In other words, California needs a committed reformer at the helm.
Truancy, chronic absenteeism among students and high turnover among teachers and administrators are derailing effective learning in our elementary and high schools. The status quo is failing too many of our kids.
The three active candidates in the June primary acknowledge these problems.
Marshall Tuck is the clearest and most emphatic voice for reform in the field. We endorsed him for this office in 2014, when he narrowly lost to Tom Torlakson, and we are glad to see him return to the fight to take on a system that “just doesn’t work for kids.”
Tuck made a name for himself in Los Angeles turning around high-poverty, low-performing charter schools before then-Mayor Antonio Villaraigosa recruited him to improve schools within the conventional public school system. He has spent the past four years with the New Teacher Center, a national organization in Santa Cruz that works to improve student learning by training new teachers and school leaders to be more effective. He says California needs to invest more in in education and that educators need to share with the governor and legislators how state policies are affecting kids.
Social worker Tony Thurmond served as trustee on the West Contra Costa County School Board before being elected to the state Assembly. The son of a Panamanian immigrant mother who died when he was 6, he landed in foster care and went through school with the assistance of a slew of government programs.
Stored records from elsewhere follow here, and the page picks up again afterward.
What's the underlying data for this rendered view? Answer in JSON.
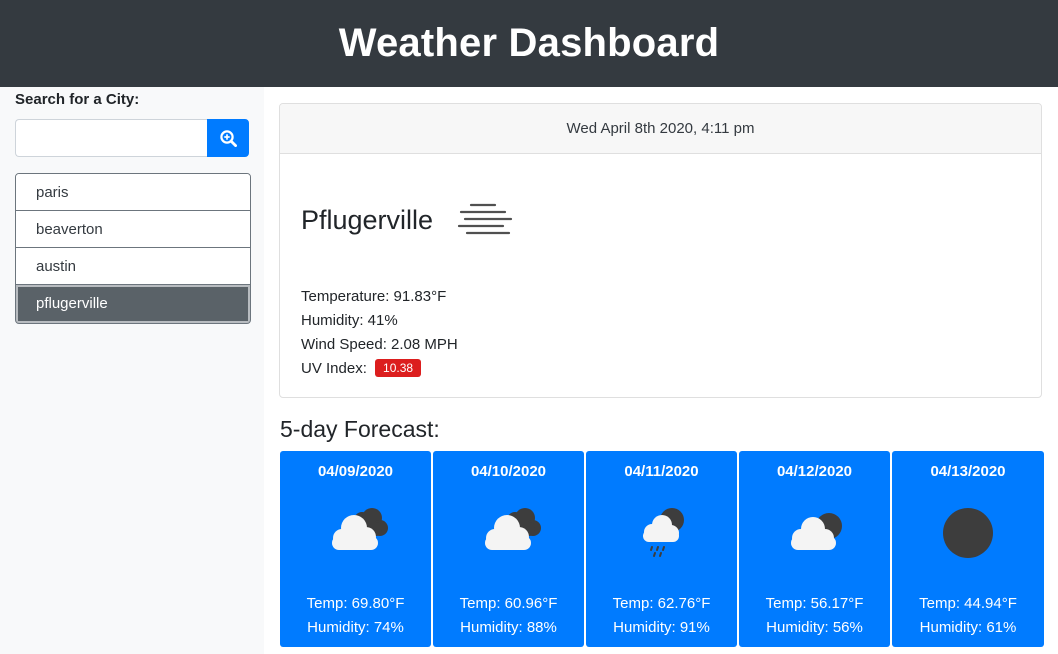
{
  "header": {
    "title": "Weather Dashboard"
  },
  "sidebar": {
    "search_label": "Search for a City:",
    "search_placeholder": "",
    "search_icon": "search-plus-icon",
    "cities": [
      "paris",
      "beaverton",
      "austin",
      "pflugerville"
    ],
    "active_city": "pflugerville"
  },
  "current": {
    "datetime": "Wed April 8th 2020, 4:11 pm",
    "city": "Pflugerville",
    "icon": "mist-icon",
    "temperature": "Temperature: 91.83°F",
    "humidity": "Humidity: 41%",
    "wind": "Wind Speed: 2.08 MPH",
    "uv_label": "UV Index:",
    "uv_value": "10.38"
  },
  "forecast": {
    "title": "5-day Forecast:",
    "days": [
      {
        "date": "04/09/2020",
        "icon": "broken-clouds-icon",
        "temp": "Temp: 69.80°F",
        "humidity": "Humidity: 74%"
      },
      {
        "date": "04/10/2020",
        "icon": "broken-clouds-icon",
        "temp": "Temp: 60.96°F",
        "humidity": "Humidity: 88%"
      },
      {
        "date": "04/11/2020",
        "icon": "rain-icon",
        "temp": "Temp: 62.76°F",
        "humidity": "Humidity: 91%"
      },
      {
        "date": "04/12/2020",
        "icon": "partly-cloudy-icon",
        "temp": "Temp: 56.17°F",
        "humidity": "Humidity: 56%"
      },
      {
        "date": "04/13/2020",
        "icon": "clear-icon",
        "temp": "Temp: 44.94°F",
        "humidity": "Humidity: 61%"
      }
    ]
  },
  "colors": {
    "header_bg": "#343a40",
    "primary": "#007bff",
    "active_city_bg": "#5a6268",
    "uv_high": "#dc1e1e"
  }
}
Thurmond has a compelling personal story, and there is no doubt about the depth of his knowledge of the issues or the sincerity of his belief that “education saves lives.”
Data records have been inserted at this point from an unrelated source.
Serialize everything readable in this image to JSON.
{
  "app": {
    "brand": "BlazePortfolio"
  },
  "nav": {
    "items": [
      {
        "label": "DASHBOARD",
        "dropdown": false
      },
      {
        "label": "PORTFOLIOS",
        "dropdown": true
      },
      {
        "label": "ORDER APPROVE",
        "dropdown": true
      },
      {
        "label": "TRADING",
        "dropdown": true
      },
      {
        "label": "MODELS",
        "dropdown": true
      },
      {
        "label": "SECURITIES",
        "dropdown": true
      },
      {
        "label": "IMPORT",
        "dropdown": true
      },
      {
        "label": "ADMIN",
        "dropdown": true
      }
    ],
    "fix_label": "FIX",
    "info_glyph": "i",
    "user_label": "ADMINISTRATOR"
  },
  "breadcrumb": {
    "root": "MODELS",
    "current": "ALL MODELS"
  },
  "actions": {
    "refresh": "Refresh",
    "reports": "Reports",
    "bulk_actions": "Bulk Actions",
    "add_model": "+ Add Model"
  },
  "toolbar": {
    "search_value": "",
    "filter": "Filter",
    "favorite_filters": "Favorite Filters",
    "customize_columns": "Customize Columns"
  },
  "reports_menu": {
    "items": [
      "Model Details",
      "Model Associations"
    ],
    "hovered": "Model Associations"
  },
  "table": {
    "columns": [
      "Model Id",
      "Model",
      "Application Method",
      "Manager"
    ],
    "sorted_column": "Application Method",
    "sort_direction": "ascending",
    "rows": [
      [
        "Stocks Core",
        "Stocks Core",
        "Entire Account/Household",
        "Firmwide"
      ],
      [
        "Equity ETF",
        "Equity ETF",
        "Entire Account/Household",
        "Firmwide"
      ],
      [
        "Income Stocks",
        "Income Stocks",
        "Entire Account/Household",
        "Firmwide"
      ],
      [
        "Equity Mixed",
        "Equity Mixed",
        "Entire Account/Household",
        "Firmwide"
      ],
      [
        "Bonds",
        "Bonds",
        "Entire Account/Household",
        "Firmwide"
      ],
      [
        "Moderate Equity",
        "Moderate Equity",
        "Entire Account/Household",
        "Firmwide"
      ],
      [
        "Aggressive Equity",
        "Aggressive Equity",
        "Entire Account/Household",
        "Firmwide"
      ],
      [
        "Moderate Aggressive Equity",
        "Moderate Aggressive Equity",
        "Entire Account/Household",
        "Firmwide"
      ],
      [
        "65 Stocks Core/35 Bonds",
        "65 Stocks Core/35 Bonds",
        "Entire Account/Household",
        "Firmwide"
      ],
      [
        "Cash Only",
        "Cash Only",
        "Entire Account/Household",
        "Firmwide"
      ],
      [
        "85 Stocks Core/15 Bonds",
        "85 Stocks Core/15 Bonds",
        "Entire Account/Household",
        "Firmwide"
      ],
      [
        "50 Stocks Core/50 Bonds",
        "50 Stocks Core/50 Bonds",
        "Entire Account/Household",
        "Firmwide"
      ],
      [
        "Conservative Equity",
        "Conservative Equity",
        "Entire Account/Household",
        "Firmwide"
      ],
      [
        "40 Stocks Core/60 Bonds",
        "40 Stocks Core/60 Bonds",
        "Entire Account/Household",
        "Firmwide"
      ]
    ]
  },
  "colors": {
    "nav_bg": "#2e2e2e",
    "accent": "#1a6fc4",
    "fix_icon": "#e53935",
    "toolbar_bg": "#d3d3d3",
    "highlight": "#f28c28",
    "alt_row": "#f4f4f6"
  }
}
Where Thurmond falls short, however, is evidence of his willingness to take on the status quo when its comfort zone conflicts with the interests of students. A prime example was legislation last year (AB1220) that would have extended the number of years required for teachers to earn tenure from two to three. It must be emphasized that this was not an assault by right-wingers contemptuous of public education. It was a Democratic proposal (by Shirley Weber of San Diego) that would have put California in line with 42 states that keep new teachers on probation from three to five years.
Even this watered-down bill was opposed by the California Teachers Association.
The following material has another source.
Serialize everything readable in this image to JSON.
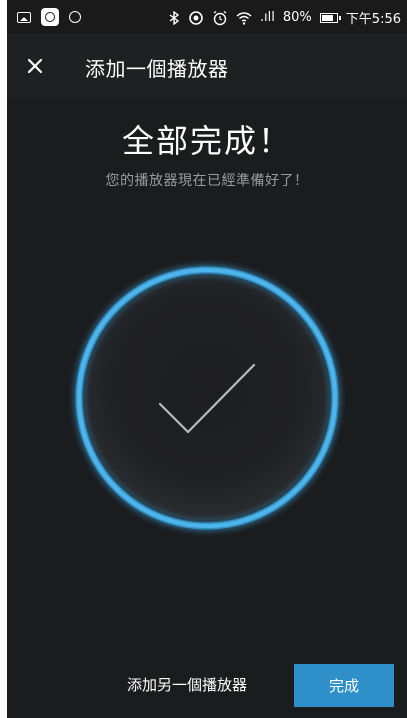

Thurmond told us he supports a longer probationary period, but when it came time to vote, he was nowhere to be found. He failed to vote on AB1220 in both his Education Committee and on the Assembly floor on a tenure-reform bill that passed 60-5, then was killed by parliamentary games from legislators doing the union’s bidding.
A legislator who won’t stand up to the status quo when it counts does not belong in charge of the state Department of Education.
Former Solano Community College administrator Lily Ploski brings impressive academic credentials to the job but does not have the track record of Tuck in turning around challenged schools. Her austere campaign also is unlikely to make her competitive in a statewide race.
Tuck has demonstrated the skills and vision to bring about needed change. He gets our endorsement.